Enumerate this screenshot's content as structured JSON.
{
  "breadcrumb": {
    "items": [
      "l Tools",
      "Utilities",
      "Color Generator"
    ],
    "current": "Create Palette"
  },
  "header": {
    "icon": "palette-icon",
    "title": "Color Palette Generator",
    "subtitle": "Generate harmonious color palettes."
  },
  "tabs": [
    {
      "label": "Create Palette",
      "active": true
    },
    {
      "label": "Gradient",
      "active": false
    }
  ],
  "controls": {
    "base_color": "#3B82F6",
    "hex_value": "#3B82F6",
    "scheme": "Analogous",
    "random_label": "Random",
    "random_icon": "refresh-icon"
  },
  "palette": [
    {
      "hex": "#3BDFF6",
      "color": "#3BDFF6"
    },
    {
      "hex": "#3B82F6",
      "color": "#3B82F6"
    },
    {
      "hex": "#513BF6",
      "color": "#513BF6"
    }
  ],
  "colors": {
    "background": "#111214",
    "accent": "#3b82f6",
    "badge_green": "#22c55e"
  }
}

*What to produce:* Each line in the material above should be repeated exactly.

*Problem solution:*
Enumerate this screenshot's content as structured JSON.
{
  "breadcrumb": {
    "items": [
      "l Tools",
      "Utilities",
      "Color Generator"
    ],
    "current": "Create Palette"
  },
  "header": {
    "icon": "palette-icon",
    "title": "Color Palette Generator",
    "subtitle": "Generate harmonious color palettes."
  },
  "tabs": [
    {
      "label": "Create Palette",
      "active": true
    },
    {
      "label": "Gradient",
      "active": false
    }
  ],
  "controls": {
    "base_color": "#3B82F6",
    "hex_value": "#3B82F6",
    "scheme": "Analogous",
    "random_label": "Random",
    "random_icon": "refresh-icon"
  },
  "palette": [
    {
      "hex": "#3BDFF6",
      "color": "#3BDFF6"
    },
    {
      "hex": "#3B82F6",
      "color": "#3B82F6"
    },
    {
      "hex": "#513BF6",
      "color": "#513BF6"
    }
  ],
  "colors": {
    "background": "#111214",
    "accent": "#3b82f6",
    "badge_green": "#22c55e"
  }
}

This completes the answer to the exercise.